Set down the listing below again, exactly as written.

**SUPPLIED INFORMATION**
------------------------------------------------------------

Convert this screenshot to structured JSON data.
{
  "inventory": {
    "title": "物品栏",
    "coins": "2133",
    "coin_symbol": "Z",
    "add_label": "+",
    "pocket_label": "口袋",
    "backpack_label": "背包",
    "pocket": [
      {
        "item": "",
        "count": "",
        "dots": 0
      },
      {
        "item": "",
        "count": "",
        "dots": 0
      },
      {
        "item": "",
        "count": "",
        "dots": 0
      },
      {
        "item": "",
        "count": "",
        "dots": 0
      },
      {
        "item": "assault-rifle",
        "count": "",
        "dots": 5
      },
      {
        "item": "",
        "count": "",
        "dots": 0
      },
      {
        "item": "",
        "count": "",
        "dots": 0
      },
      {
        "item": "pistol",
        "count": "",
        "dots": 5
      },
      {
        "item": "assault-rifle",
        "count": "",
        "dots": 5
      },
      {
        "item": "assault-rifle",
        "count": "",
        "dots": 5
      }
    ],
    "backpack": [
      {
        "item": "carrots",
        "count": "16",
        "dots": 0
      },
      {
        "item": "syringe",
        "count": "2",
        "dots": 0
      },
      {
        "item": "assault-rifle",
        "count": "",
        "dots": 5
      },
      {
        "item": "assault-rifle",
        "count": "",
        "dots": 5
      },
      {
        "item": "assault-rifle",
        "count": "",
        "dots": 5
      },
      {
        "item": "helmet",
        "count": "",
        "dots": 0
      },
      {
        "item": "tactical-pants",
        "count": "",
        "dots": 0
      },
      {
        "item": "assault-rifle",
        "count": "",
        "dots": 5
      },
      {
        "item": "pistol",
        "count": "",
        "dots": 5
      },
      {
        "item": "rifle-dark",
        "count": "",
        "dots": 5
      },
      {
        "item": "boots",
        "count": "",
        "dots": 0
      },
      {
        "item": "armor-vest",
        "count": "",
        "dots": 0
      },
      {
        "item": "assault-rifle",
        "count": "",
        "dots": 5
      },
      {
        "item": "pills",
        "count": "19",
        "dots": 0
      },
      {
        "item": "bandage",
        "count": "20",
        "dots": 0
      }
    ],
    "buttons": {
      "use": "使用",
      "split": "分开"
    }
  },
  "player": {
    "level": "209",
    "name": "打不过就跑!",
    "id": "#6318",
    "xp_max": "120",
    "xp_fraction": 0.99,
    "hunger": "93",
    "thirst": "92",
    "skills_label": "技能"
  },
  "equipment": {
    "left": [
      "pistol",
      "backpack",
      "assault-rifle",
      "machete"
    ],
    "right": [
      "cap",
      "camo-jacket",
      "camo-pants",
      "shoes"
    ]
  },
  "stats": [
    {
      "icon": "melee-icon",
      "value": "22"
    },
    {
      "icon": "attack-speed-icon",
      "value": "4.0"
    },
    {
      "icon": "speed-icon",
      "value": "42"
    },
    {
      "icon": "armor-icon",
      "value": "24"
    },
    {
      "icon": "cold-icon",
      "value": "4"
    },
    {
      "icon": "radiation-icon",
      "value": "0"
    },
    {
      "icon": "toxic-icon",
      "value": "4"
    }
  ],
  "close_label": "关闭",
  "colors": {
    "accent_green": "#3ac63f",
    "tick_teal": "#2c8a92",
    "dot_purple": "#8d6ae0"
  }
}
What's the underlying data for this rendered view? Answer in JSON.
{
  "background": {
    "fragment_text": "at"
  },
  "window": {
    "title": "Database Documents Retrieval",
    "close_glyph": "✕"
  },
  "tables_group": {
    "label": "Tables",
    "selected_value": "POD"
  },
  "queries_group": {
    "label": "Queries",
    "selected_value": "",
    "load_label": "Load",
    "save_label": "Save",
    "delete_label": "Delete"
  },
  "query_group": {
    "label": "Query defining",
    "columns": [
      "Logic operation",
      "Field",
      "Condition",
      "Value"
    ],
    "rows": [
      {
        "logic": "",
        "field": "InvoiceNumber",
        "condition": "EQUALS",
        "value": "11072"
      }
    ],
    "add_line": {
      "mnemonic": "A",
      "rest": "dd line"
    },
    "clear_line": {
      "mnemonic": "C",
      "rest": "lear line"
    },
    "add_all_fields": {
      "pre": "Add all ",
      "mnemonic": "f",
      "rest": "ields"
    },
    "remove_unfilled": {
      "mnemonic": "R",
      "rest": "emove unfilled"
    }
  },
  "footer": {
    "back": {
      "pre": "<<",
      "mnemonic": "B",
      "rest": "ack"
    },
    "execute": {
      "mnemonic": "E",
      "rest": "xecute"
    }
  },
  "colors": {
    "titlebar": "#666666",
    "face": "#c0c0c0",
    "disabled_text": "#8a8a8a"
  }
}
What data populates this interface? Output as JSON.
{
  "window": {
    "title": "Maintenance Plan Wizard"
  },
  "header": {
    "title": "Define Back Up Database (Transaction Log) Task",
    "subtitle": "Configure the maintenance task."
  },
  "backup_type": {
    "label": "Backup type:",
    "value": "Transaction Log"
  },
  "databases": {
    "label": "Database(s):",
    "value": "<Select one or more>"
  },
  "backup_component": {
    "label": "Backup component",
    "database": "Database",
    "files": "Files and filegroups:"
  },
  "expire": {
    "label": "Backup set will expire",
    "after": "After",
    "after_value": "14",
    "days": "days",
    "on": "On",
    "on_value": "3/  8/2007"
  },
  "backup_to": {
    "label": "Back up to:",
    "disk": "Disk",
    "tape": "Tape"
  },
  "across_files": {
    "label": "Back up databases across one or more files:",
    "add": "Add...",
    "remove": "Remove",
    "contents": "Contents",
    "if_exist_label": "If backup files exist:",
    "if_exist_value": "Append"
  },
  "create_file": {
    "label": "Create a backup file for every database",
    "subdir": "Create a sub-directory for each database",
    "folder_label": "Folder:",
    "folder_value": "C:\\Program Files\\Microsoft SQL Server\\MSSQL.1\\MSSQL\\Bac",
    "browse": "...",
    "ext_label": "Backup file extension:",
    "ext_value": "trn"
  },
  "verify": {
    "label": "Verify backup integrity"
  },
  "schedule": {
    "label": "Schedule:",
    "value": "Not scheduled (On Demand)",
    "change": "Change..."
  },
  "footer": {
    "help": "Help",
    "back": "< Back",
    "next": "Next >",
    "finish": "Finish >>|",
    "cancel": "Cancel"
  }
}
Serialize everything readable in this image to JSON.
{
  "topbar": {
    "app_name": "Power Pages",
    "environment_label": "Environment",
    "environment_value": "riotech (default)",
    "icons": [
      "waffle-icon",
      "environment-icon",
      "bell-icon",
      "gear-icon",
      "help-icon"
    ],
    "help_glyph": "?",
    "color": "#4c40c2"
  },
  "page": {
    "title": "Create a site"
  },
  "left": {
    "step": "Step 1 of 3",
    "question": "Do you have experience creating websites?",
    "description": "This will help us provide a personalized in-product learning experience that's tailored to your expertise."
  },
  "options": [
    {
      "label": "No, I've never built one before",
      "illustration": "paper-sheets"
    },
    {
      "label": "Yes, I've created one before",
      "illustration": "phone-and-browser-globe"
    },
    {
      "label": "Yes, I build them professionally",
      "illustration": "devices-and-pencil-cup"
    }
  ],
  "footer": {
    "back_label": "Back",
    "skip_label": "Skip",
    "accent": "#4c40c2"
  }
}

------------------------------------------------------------

**OUTPUT BELOW**
Convert this screenshot to structured JSON data.
{
  "inventory": {
    "title": "物品栏",
    "coins": "2133",
    "coin_symbol": "Z",
    "add_label": "+",
    "pocket_label": "口袋",
    "backpack_label": "背包",
    "pocket": [
      {
        "item": "",
        "count": "",
        "dots": 0
      },
      {
        "item": "",
        "count": "",
        "dots": 0
      },
      {
        "item": "",
        "count": "",
        "dots": 0
      },
      {
        "item": "",
        "count": "",
        "dots": 0
      },
      {
        "item": "assault-rifle",
        "count": "",
        "dots": 5
      },
      {
        "item": "",
        "count": "",
        "dots": 0
      },
      {
        "item": "",
        "count": "",
        "dots": 0
      },
      {
        "item": "pistol",
        "count": "",
        "dots": 5
      },
      {
        "item": "assault-rifle",
        "count": "",
        "dots": 5
      },
      {
        "item": "assault-rifle",
        "count": "",
        "dots": 5
      }
    ],
    "backpack": [
      {
        "item": "carrots",
        "count": "16",
        "dots": 0
      },
      {
        "item": "syringe",
        "count": "2",
        "dots": 0
      },
      {
        "item": "assault-rifle",
        "count": "",
        "dots": 5
      },
      {
        "item": "assault-rifle",
        "count": "",
        "dots": 5
      },
      {
        "item": "assault-rifle",
        "count": "",
        "dots": 5
      },
      {
        "item": "helmet",
        "count": "",
        "dots": 0
      },
      {
        "item": "tactical-pants",
        "count": "",
        "dots": 0
      },
      {
        "item": "assault-rifle",
        "count": "",
        "dots": 5
      },
      {
        "item": "pistol",
        "count": "",
        "dots": 5
      },
      {
        "item": "rifle-dark",
        "count": "",
        "dots": 5
      },
      {
        "item": "boots",
        "count": "",
        "dots": 0
      },
      {
        "item": "armor-vest",
        "count": "",
        "dots": 0
      },
      {
        "item": "assault-rifle",
        "count": "",
        "dots": 5
      },
      {
        "item": "pills",
        "count": "19",
        "dots": 0
      },
      {
        "item": "bandage",
        "count": "20",
        "dots": 0
      }
    ],
    "buttons": {
      "use": "使用",
      "split": "分开"
    }
  },
  "player": {
    "level": "209",
    "name": "打不过就跑!",
    "id": "#6318",
    "xp_max": "120",
    "xp_fraction": 0.99,
    "hunger": "93",
    "thirst": "92",
    "skills_label": "技能"
  },
  "equipment": {
    "left": [
      "pistol",
      "backpack",
      "assault-rifle",
      "machete"
    ],
    "right": [
      "cap",
      "camo-jacket",
      "camo-pants",
      "shoes"
    ]
  },
  "stats": [
    {
      "icon": "melee-icon",
      "value": "22"
    },
    {
      "icon": "attack-speed-icon",
      "value": "4.0"
    },
    {
      "icon": "speed-icon",
      "value": "42"
    },
    {
      "icon": "armor-icon",
      "value": "24"
    },
    {
      "icon": "cold-icon",
      "value": "4"
    },
    {
      "icon": "radiation-icon",
      "value": "0"
    },
    {
      "icon": "toxic-icon",
      "value": "4"
    }
  ],
  "close_label": "关闭",
  "colors": {
    "accent_green": "#3ac63f",
    "tick_teal": "#2c8a92",
    "dot_purple": "#8d6ae0"
  }
}
What's the underlying data for this rendered view? Answer in JSON.
{
  "background": {
    "fragment_text": "at"
  },
  "window": {
    "title": "Database Documents Retrieval",
    "close_glyph": "✕"
  },
  "tables_group": {
    "label": "Tables",
    "selected_value": "POD"
  },
  "queries_group": {
    "label": "Queries",
    "selected_value": "",
    "load_label": "Load",
    "save_label": "Save",
    "delete_label": "Delete"
  },
  "query_group": {
    "label": "Query defining",
    "columns": [
      "Logic operation",
      "Field",
      "Condition",
      "Value"
    ],
    "rows": [
      {
        "logic": "",
        "field": "InvoiceNumber",
        "condition": "EQUALS",
        "value": "11072"
      }
    ],
    "add_line": {
      "mnemonic": "A",
      "rest": "dd line"
    },
    "clear_line": {
      "mnemonic": "C",
      "rest": "lear line"
    },
    "add_all_fields": {
      "pre": "Add all ",
      "mnemonic": "f",
      "rest": "ields"
    },
    "remove_unfilled": {
      "mnemonic": "R",
      "rest": "emove unfilled"
    }
  },
  "footer": {
    "back": {
      "pre": "<<",
      "mnemonic": "B",
      "rest": "ack"
    },
    "execute": {
      "mnemonic": "E",
      "rest": "xecute"
    }
  },
  "colors": {
    "titlebar": "#666666",
    "face": "#c0c0c0",
    "disabled_text": "#8a8a8a"
  }
}
What data populates this interface? Output as JSON.
{
  "window": {
    "title": "Maintenance Plan Wizard"
  },
  "header": {
    "title": "Define Back Up Database (Transaction Log) Task",
    "subtitle": "Configure the maintenance task."
  },
  "backup_type": {
    "label": "Backup type:",
    "value": "Transaction Log"
  },
  "databases": {
    "label": "Database(s):",
    "value": "<Select one or more>"
  },
  "backup_component": {
    "label": "Backup component",
    "database": "Database",
    "files": "Files and filegroups:"
  },
  "expire": {
    "label": "Backup set will expire",
    "after": "After",
    "after_value": "14",
    "days": "days",
    "on": "On",
    "on_value": "3/  8/2007"
  },
  "backup_to": {
    "label": "Back up to:",
    "disk": "Disk",
    "tape": "Tape"
  },
  "across_files": {
    "label": "Back up databases across one or more files:",
    "add": "Add...",
    "remove": "Remove",
    "contents": "Contents",
    "if_exist_label": "If backup files exist:",
    "if_exist_value": "Append"
  },
  "create_file": {
    "label": "Create a backup file for every database",
    "subdir": "Create a sub-directory for each database",
    "folder_label": "Folder:",
    "folder_value": "C:\\Program Files\\Microsoft SQL Server\\MSSQL.1\\MSSQL\\Bac",
    "browse": "...",
    "ext_label": "Backup file extension:",
    "ext_value": "trn"
  },
  "verify": {
    "label": "Verify backup integrity"
  },
  "schedule": {
    "label": "Schedule:",
    "value": "Not scheduled (On Demand)",
    "change": "Change..."
  },
  "footer": {
    "help": "Help",
    "back": "< Back",
    "next": "Next >",
    "finish": "Finish >>|",
    "cancel": "Cancel"
  }
}
Serialize everything readable in this image to JSON.
{
  "topbar": {
    "app_name": "Power Pages",
    "environment_label": "Environment",
    "environment_value": "riotech (default)",
    "icons": [
      "waffle-icon",
      "environment-icon",
      "bell-icon",
      "gear-icon",
      "help-icon"
    ],
    "help_glyph": "?",
    "color": "#4c40c2"
  },
  "page": {
    "title": "Create a site"
  },
  "left": {
    "step": "Step 1 of 3",
    "question": "Do you have experience creating websites?",
    "description": "This will help us provide a personalized in-product learning experience that's tailored to your expertise."
  },
  "options": [
    {
      "label": "No, I've never built one before",
      "illustration": "paper-sheets"
    },
    {
      "label": "Yes, I've created one before",
      "illustration": "phone-and-browser-globe"
    },
    {
      "label": "Yes, I build them professionally",
      "illustration": "devices-and-pencil-cup"
    }
  ],
  "footer": {
    "back_label": "Back",
    "skip_label": "Skip",
    "accent": "#4c40c2"
  }
}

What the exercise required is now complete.